Winter in Northwest Washington is home to large variety of birds. In fact, birdwatching is at its best here during the winter months when these feathered friends frequent our waterways and fields. One of the many species that come here to winter is the largest waterfowl of them all, the trumpeter swans. They arrive by the thousands to take over the farm rich fields of the Skagit Valley where they feast and rest until time to return to Alaska for the summer.
Last winter, nearly 12,000 of these majestic birds landed in Skagit Valley. Their population, once threatened nearly out of existence, have rebounded, according to the Skagit Audubon Society. In fact, the trumpeter swans who spend their winter in this area make up the largest winter population in the country. I decided the other day to take the a drive down the winding Chuckanut Drive that hugs the coast south to the beautiful open flat expanse of Skagit Valley, about 19 miles.

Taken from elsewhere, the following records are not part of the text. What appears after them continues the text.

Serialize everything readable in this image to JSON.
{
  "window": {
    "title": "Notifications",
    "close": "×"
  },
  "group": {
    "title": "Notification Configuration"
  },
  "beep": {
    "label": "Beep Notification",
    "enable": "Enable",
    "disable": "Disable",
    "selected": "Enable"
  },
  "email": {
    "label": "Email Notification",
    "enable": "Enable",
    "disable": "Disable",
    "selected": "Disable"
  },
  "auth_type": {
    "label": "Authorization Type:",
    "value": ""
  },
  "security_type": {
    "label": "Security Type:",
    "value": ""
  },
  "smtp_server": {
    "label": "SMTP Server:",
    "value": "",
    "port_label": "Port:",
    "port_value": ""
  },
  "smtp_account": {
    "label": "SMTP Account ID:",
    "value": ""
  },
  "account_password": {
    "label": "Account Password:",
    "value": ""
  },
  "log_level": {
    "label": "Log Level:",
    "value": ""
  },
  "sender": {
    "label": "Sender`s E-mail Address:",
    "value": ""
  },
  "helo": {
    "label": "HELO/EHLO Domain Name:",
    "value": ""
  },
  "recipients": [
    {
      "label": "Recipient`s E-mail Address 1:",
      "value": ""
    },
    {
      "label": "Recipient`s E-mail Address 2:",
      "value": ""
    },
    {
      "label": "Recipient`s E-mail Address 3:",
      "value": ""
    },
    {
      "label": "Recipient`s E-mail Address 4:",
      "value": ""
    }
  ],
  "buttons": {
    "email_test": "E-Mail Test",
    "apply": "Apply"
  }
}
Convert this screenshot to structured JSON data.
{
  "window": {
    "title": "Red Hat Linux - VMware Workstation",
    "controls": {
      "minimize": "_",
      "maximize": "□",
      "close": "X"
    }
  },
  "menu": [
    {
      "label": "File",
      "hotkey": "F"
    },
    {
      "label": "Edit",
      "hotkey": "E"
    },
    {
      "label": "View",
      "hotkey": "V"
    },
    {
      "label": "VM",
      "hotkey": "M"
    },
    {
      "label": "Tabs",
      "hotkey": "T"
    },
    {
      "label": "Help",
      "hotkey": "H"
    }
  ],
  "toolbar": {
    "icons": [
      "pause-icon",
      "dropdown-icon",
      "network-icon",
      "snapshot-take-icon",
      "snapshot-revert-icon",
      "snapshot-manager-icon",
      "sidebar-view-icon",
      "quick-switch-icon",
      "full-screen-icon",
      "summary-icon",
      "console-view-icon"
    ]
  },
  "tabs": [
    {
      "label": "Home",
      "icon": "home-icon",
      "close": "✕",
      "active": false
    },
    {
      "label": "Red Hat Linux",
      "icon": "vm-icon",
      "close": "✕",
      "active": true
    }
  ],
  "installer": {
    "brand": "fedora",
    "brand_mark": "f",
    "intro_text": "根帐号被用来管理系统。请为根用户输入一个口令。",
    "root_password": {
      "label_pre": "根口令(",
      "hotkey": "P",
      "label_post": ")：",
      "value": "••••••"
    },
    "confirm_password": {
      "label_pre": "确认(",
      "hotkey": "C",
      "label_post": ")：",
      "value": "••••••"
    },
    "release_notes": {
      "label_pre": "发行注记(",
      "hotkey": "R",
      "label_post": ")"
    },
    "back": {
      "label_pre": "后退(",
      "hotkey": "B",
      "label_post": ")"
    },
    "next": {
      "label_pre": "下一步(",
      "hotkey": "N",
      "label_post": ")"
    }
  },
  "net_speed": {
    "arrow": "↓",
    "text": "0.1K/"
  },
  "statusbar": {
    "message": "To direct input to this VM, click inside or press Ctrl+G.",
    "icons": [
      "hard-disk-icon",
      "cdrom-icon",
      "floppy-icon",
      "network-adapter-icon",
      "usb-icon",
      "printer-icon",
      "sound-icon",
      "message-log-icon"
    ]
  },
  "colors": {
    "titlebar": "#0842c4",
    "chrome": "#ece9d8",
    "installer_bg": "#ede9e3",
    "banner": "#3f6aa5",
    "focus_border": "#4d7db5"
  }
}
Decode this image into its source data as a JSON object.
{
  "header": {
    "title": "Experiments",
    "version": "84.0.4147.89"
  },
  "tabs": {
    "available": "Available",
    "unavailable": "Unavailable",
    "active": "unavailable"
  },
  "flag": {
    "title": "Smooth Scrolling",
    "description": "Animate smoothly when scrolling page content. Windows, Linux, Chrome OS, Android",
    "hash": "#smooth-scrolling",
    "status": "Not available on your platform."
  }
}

Once you hit the flat land, heading into the little junction of Bow, Washington, you begin to see spots of white dotting the barren, brown fields. On this particular day, I continued straight out from Bow following Chuckanut Drive or Highway 11. I hadn’t gone far when I came across a fields full of the swans. Turning off Chuckanut, I found I could closer to the birds in one of the fields on Thomas Road. The birds are protected from harassment so the Washington Department of Fish and Wildlife ask birdwatchers to stay in their cars when visiting or photographing if possible. My husband pulled the car off to the side of the road, I rolled down the and pulled out camera.
The birds stopped splashing in the muddy water standing in the field to check us out but after a few minutes decided we were no threat and resumed their chorus of honking. The swans seemed not to mind as I started to photograph. The birds honked. My camera’s shutter clicked open and closed as I patiently tried to maneuver from my seat in the car to capture a few images of the big birds. Mallard ducks mixed in freely with the swans, as they waddled around the fallow fields. But it’s the swans that attract everyone’s eye.
In flight, against the day’s gray-white sky the birds outstretched wings looked immense and . In fact, these wingspan of the swans is enormous and can be up to eight feet wide, according to Department of Fish and Wildlife sources. They can weigh as much as 32 pounds and when standing erect will reach four feet tall. Big birds.
After a while, satisfied that I might have a few images I would later like, we moved on. The swans were content to remain in the field, honking to their hearts’ desire as the light cold wind that had picked up ruffled their big snowy white wings. There’s still time to view the swans if you find yourself in the area. Eventually, these magnificent birds will take off for the spring and summer, not to return again until next November.